---- RECORDED INFORMATION
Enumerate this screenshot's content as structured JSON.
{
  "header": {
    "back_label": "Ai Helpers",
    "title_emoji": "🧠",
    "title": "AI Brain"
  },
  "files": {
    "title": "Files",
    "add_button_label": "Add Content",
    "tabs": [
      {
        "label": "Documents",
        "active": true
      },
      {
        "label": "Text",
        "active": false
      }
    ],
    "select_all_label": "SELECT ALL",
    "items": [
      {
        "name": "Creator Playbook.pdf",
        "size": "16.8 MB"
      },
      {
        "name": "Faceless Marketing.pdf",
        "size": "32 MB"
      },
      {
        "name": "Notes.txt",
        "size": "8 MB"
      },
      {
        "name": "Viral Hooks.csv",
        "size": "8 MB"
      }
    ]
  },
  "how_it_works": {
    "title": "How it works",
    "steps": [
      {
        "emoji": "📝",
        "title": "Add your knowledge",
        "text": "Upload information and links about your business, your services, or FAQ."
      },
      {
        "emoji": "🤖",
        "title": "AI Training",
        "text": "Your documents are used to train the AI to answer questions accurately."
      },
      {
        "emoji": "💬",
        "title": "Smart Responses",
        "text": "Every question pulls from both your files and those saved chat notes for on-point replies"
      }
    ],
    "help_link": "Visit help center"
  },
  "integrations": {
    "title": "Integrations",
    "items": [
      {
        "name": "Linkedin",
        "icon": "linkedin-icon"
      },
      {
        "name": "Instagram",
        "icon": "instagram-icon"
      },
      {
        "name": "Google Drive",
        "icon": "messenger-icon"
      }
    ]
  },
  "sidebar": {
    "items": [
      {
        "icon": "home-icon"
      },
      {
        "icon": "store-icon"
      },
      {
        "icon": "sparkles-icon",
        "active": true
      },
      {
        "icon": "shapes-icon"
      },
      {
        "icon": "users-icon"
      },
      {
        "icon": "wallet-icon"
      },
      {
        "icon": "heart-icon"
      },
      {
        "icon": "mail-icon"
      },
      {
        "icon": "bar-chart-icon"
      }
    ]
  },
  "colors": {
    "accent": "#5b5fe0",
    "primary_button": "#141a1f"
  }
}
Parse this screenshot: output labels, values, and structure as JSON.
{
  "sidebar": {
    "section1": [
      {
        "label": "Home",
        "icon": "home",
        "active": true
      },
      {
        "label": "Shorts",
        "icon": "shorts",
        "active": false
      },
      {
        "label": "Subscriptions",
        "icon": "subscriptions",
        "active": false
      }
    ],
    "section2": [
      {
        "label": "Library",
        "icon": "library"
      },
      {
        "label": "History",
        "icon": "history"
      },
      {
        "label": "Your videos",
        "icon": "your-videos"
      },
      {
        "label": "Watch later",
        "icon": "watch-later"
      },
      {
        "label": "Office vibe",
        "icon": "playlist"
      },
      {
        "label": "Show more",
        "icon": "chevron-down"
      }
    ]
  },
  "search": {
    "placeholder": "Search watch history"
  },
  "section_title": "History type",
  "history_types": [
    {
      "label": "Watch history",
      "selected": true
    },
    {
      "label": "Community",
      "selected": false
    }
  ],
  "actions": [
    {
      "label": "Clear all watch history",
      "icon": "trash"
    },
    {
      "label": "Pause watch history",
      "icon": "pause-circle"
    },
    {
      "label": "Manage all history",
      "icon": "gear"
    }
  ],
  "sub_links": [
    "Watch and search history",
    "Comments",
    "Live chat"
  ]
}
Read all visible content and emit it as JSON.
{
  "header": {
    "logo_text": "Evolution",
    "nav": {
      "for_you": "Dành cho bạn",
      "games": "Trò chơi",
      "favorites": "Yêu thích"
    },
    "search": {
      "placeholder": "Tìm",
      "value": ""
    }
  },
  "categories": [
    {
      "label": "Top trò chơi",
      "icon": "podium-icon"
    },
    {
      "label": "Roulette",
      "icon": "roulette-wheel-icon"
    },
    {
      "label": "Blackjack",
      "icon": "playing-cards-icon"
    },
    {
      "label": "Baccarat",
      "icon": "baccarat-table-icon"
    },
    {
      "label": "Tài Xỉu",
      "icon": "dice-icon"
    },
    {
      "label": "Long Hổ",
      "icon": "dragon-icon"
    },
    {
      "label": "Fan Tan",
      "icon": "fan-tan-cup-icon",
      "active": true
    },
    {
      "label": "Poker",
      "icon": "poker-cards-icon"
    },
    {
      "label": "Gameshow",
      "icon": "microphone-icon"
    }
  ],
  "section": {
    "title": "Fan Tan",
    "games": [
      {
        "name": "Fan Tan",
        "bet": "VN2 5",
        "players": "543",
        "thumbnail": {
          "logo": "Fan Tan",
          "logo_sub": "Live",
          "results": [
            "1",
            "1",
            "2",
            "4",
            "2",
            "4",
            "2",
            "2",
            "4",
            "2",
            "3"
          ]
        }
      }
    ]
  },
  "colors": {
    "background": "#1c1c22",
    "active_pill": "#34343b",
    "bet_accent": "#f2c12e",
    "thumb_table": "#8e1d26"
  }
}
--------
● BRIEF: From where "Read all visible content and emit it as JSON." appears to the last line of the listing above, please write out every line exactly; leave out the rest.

● ANSWER BOX:
Read all visible content and emit it as JSON.
{
  "header": {
    "logo_text": "Evolution",
    "nav": {
      "for_you": "Dành cho bạn",
      "games": "Trò chơi",
      "favorites": "Yêu thích"
    },
    "search": {
      "placeholder": "Tìm",
      "value": ""
    }
  },
  "categories": [
    {
      "label": "Top trò chơi",
      "icon": "podium-icon"
    },
    {
      "label": "Roulette",
      "icon": "roulette-wheel-icon"
    },
    {
      "label": "Blackjack",
      "icon": "playing-cards-icon"
    },
    {
      "label": "Baccarat",
      "icon": "baccarat-table-icon"
    },
    {
      "label": "Tài Xỉu",
      "icon": "dice-icon"
    },
    {
      "label": "Long Hổ",
      "icon": "dragon-icon"
    },
    {
      "label": "Fan Tan",
      "icon": "fan-tan-cup-icon",
      "active": true
    },
    {
      "label": "Poker",
      "icon": "poker-cards-icon"
    },
    {
      "label": "Gameshow",
      "icon": "microphone-icon"
    }
  ],
  "section": {
    "title": "Fan Tan",
    "games": [
      {
        "name": "Fan Tan",
        "bet": "VN2 5",
        "players": "543",
        "thumbnail": {
          "logo": "Fan Tan",
          "logo_sub": "Live",
          "results": [
            "1",
            "1",
            "2",
            "4",
            "2",
            "4",
            "2",
            "2",
            "4",
            "2",
            "3"
          ]
        }
      }
    ]
  },
  "colors": {
    "background": "#1c1c22",
    "active_pill": "#34343b",
    "bet_accent": "#f2c12e",
    "thumb_table": "#8e1d26"
  }
}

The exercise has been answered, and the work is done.